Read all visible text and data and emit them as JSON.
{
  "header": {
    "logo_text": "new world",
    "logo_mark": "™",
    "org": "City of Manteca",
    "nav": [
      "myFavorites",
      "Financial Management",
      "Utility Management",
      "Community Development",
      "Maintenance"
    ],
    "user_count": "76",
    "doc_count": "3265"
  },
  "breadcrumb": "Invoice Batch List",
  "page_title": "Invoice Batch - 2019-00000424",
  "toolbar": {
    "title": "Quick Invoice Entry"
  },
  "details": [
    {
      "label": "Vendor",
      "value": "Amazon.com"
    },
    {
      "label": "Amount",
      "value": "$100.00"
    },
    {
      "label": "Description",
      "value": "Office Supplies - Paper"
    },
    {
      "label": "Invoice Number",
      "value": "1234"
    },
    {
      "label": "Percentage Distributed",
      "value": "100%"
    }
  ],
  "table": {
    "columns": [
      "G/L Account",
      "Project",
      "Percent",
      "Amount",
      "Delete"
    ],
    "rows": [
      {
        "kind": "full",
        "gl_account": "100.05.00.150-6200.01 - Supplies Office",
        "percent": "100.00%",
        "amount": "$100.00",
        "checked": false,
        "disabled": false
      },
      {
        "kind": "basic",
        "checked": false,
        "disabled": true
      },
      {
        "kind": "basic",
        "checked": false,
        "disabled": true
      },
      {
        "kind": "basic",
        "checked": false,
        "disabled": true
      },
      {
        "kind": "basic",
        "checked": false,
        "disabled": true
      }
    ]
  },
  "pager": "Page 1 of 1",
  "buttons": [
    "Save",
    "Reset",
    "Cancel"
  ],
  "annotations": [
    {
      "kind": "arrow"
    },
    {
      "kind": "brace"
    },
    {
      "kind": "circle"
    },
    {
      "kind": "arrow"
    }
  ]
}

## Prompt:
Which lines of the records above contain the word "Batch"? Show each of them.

## Solution for this exercise:
  "breadcrumb": "Invoice Batch List",
  "page_title": "Invoice Batch - 2019-00000424",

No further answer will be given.